# INSTRUCTIONS FOR THE TASK
What lines of the listing include the string "operator"? Show them all.

# TASK DATA
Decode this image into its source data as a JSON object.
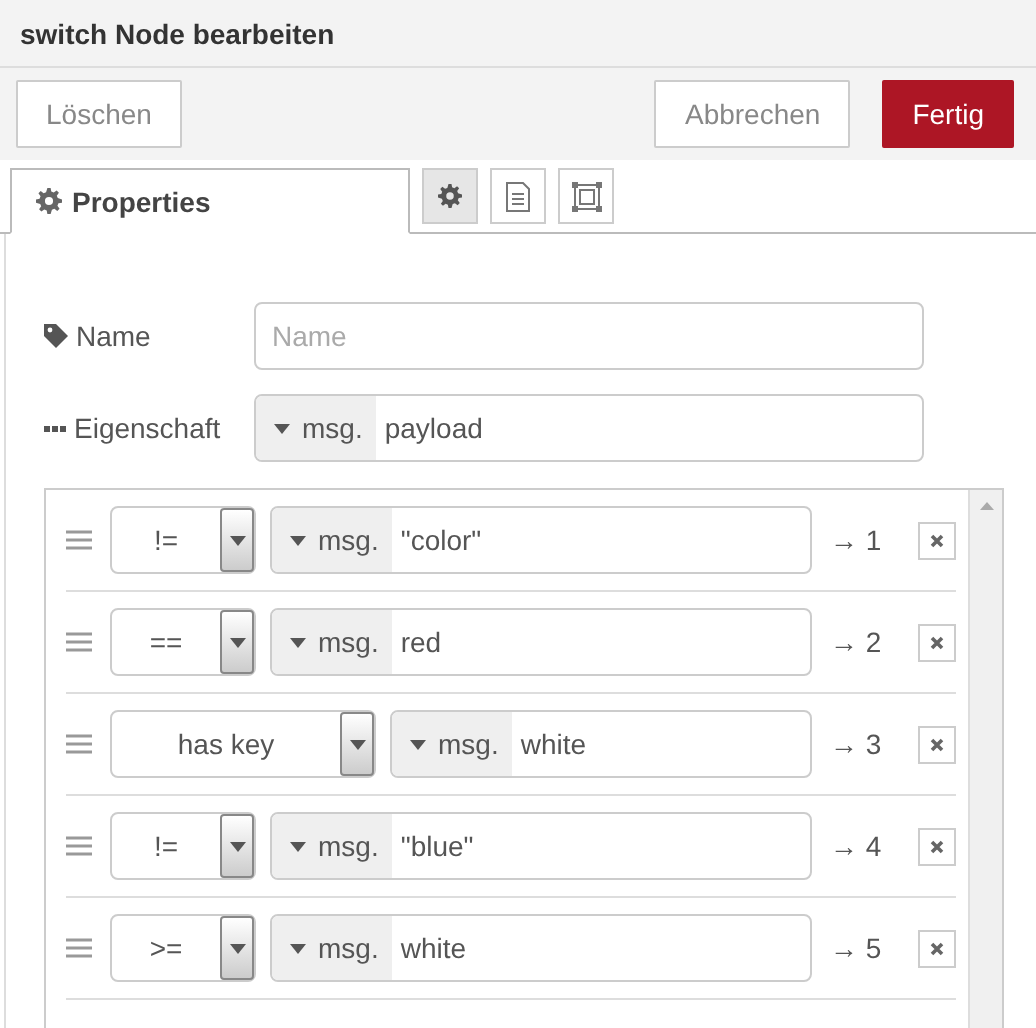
{
  "dialog": {
    "title": "switch Node bearbeiten"
  },
  "buttons": [
    {
      "label": "Löschen",
      "kind": "plain"
    },
    {
      "label": "Abbrechen",
      "kind": "plain"
    },
    {
      "label": "Fertig",
      "kind": "primary"
    }
  ],
  "tabs": [
    {
      "label": "Properties",
      "selected": true
    }
  ],
  "tab_icons": [
    {
      "kind": "gear",
      "selected": true
    },
    {
      "kind": "doc",
      "selected": false
    },
    {
      "kind": "frame",
      "selected": false
    }
  ],
  "name_field": {
    "label": "Name",
    "placeholder": "Name"
  },
  "property_field": {
    "label": "Eigenschaft",
    "type": "msg.",
    "value": "payload"
  },
  "rules": [
    {
      "operator": "!=",
      "type": "msg.",
      "value": "\"color\"",
      "output": "→ 1"
    },
    {
      "operator": "==",
      "type": "msg.",
      "value": "red",
      "output": "→ 2"
    },
    {
      "operator": "has key",
      "type": "msg.",
      "value": "white",
      "output": "→ 3"
    },
    {
      "operator": "!=",
      "type": "msg.",
      "value": "\"blue\"",
      "output": "→ 4"
    },
    {
      "operator": ">=",
      "type": "msg.",
      "value": "white",
      "output": "→ 5"
    }
  ]
}
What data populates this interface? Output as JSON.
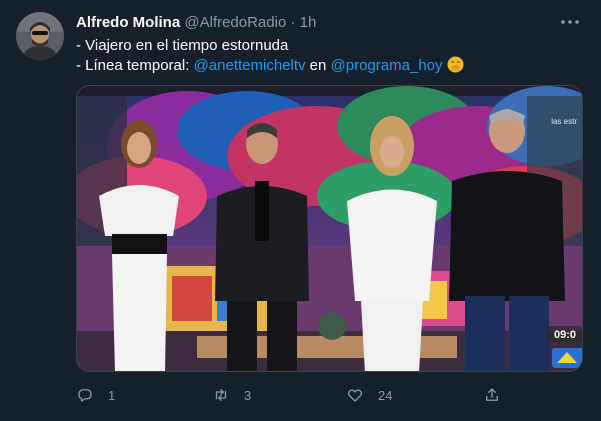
{
  "tweet": {
    "author_name": "Alfredo Molina",
    "author_handle": "@AlfredoRadio",
    "separator": "·",
    "timestamp": "1h",
    "text_line1": "- Viajero en el tiempo estornuda",
    "text_line2_prefix": "- Línea temporal: ",
    "mention1": "@anettemicheltv",
    "text_connector": " en ",
    "mention2": "@programa_hoy",
    "emoji": "face-with-hand-over-mouth"
  },
  "media": {
    "watermark_top_right": "las estr",
    "clock_label": "09:0"
  },
  "actions": {
    "reply_count": "1",
    "retweet_count": "3",
    "like_count": "24"
  },
  "colors": {
    "background": "#15202b",
    "link": "#1d9bf0",
    "muted": "#8b98a5"
  }
}
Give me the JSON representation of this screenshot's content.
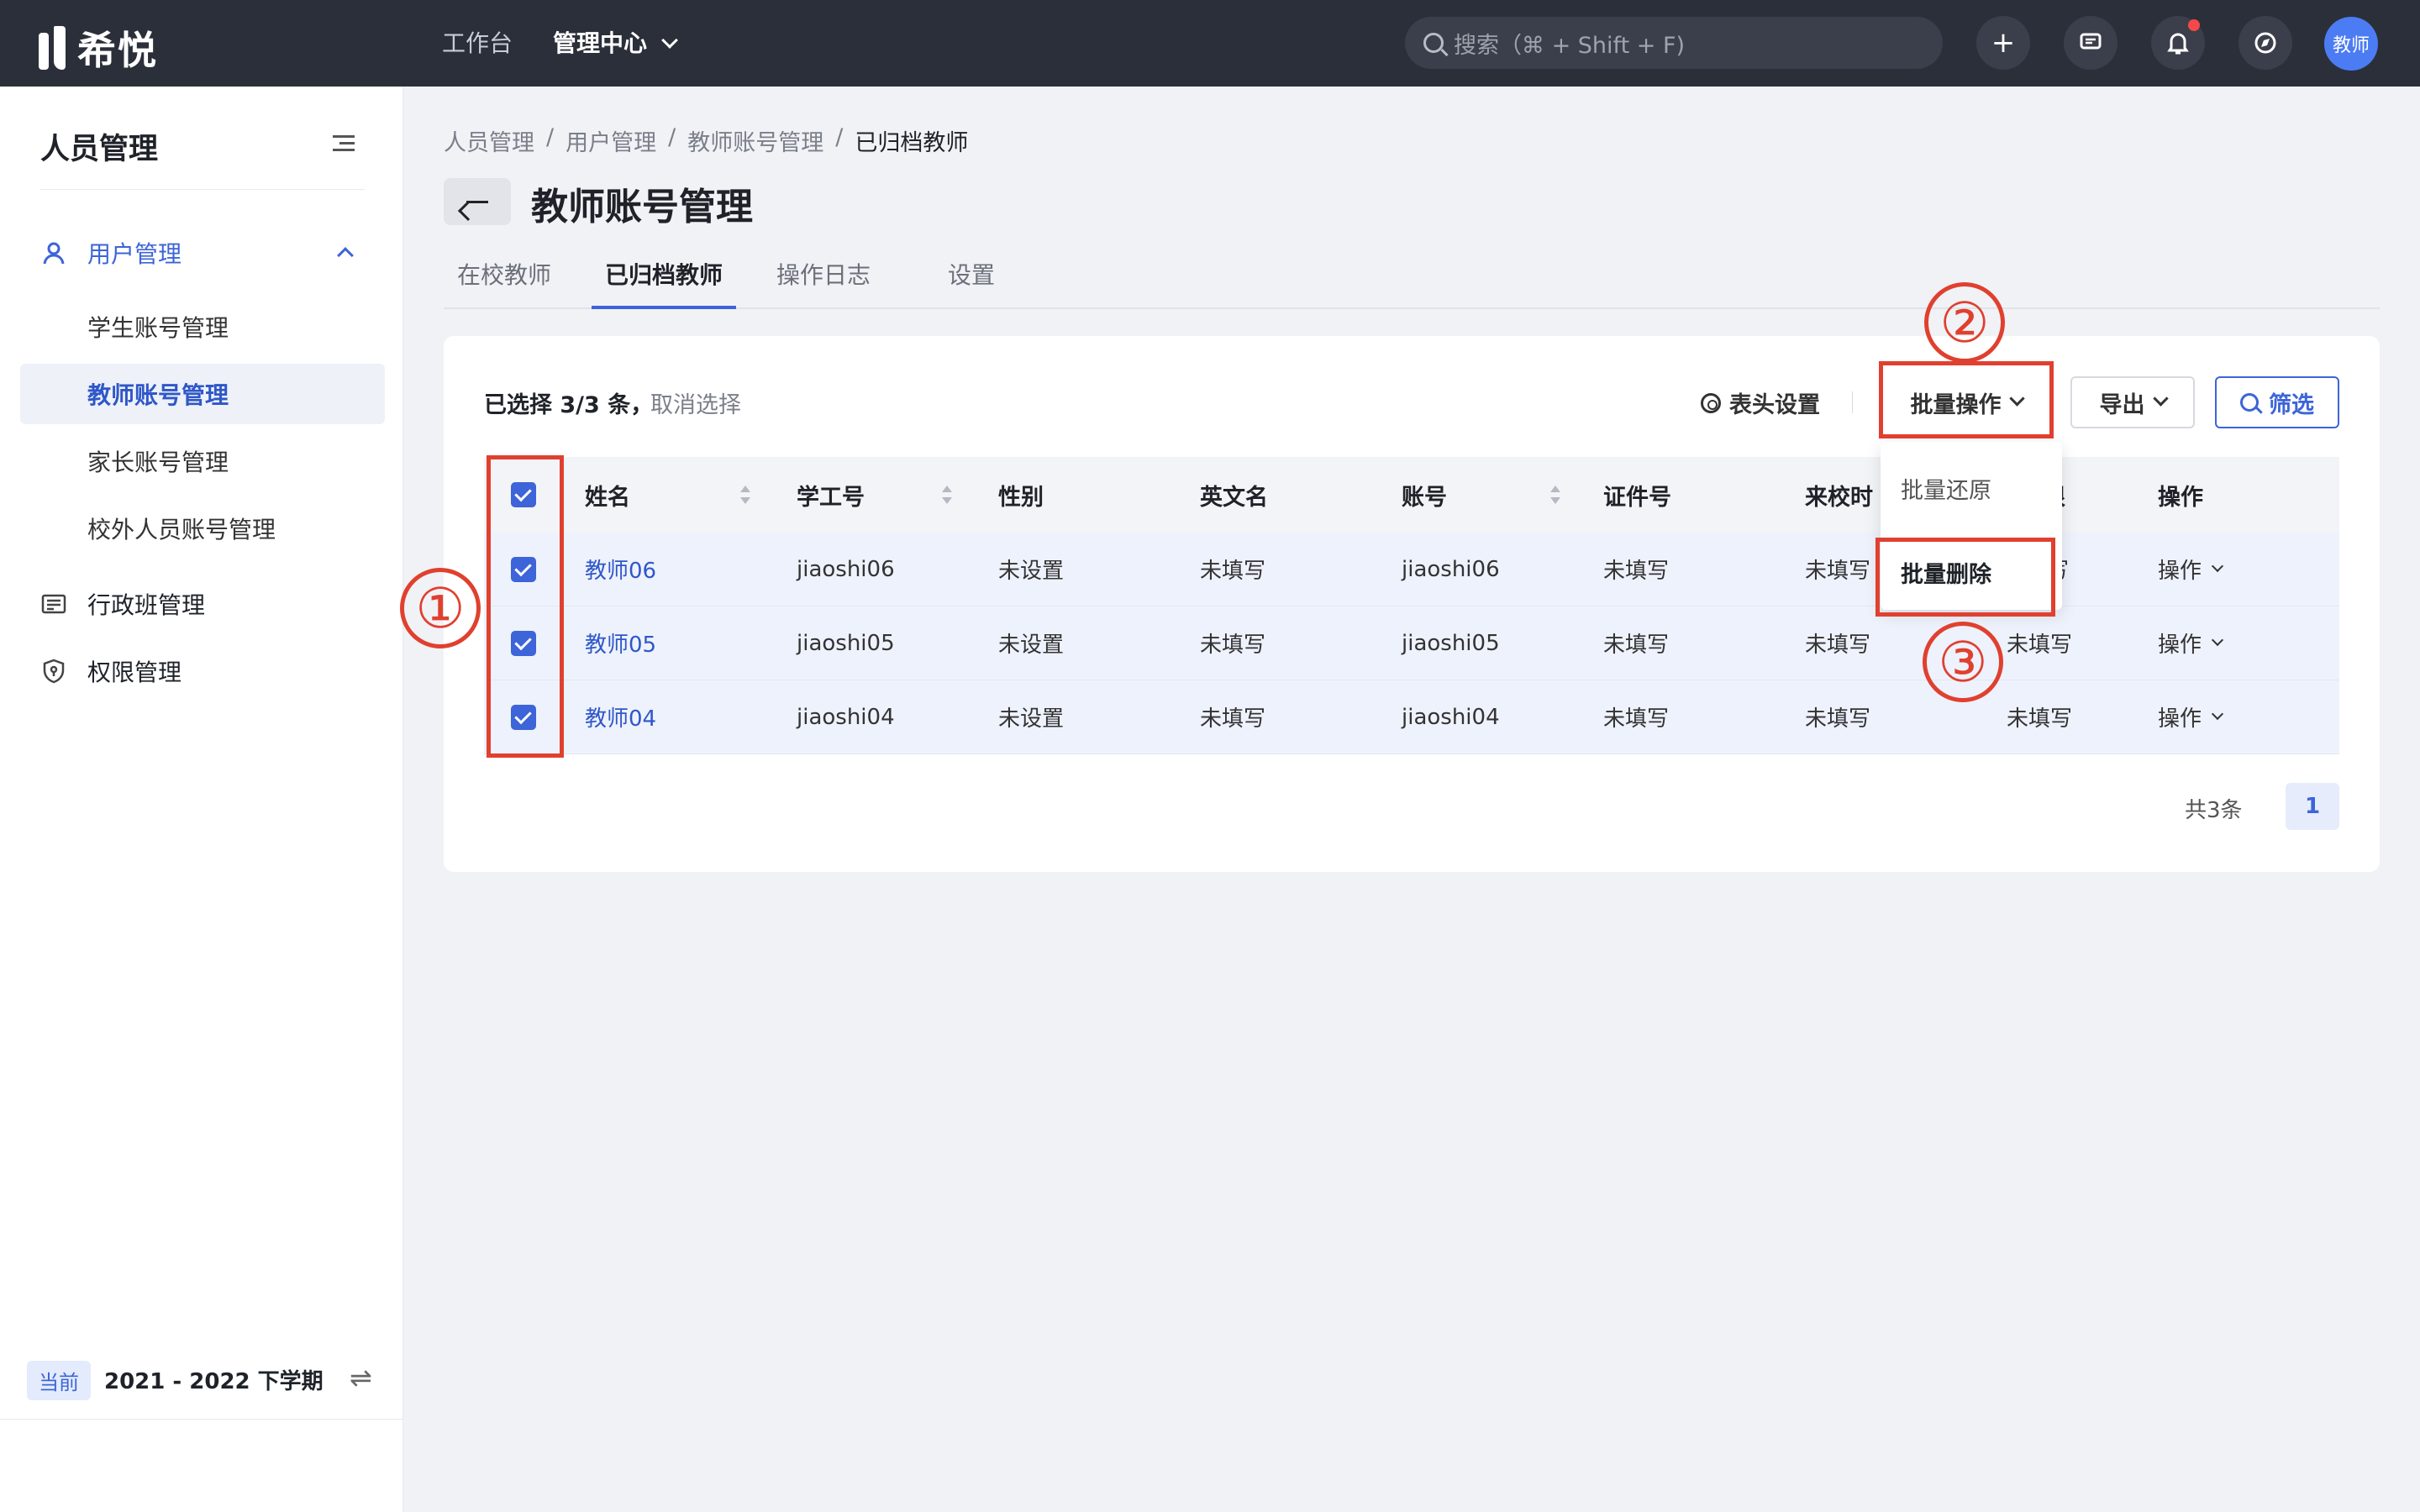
{
  "topbar": {
    "brand": "希悦",
    "nav": [
      "工作台",
      "管理中心"
    ],
    "search_placeholder": "搜索（⌘ + Shift + F)",
    "avatar_label": "教师"
  },
  "sidebar": {
    "title": "人员管理",
    "group_label": "用户管理",
    "sub_items": [
      "学生账号管理",
      "教师账号管理",
      "家长账号管理",
      "校外人员账号管理"
    ],
    "items": [
      "行政班管理",
      "权限管理"
    ],
    "term_badge": "当前",
    "term": "2021 - 2022 下学期"
  },
  "breadcrumb": [
    "人员管理",
    "用户管理",
    "教师账号管理",
    "已归档教师"
  ],
  "page_title": "教师账号管理",
  "tabs": [
    "在校教师",
    "已归档教师",
    "操作日志",
    "设置"
  ],
  "toolbar": {
    "selected_text": "已选择 3/3 条，",
    "cancel_selection": "取消选择",
    "header_settings": "表头设置",
    "batch_ops": "批量操作",
    "export": "导出",
    "filter": "筛选"
  },
  "dropdown": [
    "批量还原",
    "批量删除"
  ],
  "table": {
    "headers": [
      "姓名",
      "学工号",
      "性别",
      "英文名",
      "账号",
      "证件号",
      "来校时",
      "年限",
      "操作"
    ],
    "rows": [
      {
        "name": "教师06",
        "id": "jiaoshi06",
        "gender": "未设置",
        "en": "未填写",
        "account": "jiaoshi06",
        "cert": "未填写",
        "date": "未填写",
        "years": "写",
        "op": "操作"
      },
      {
        "name": "教师05",
        "id": "jiaoshi05",
        "gender": "未设置",
        "en": "未填写",
        "account": "jiaoshi05",
        "cert": "未填写",
        "date": "未填写",
        "years": "未填写",
        "op": "操作"
      },
      {
        "name": "教师04",
        "id": "jiaoshi04",
        "gender": "未设置",
        "en": "未填写",
        "account": "jiaoshi04",
        "cert": "未填写",
        "date": "未填写",
        "years": "未填写",
        "op": "操作"
      }
    ]
  },
  "pagination": {
    "total": "共3条",
    "current": "1"
  },
  "annotations": [
    "①",
    "②",
    "③"
  ],
  "colors": {
    "accent": "#3d64d8",
    "annotation": "#e0402f",
    "topbar": "#2b2f3a"
  }
}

# TASK OUTPUT
      "operator": "!=",
      "operator": "==",
      "operator": "has key",
      "operator": "!=",
      "operator": ">=",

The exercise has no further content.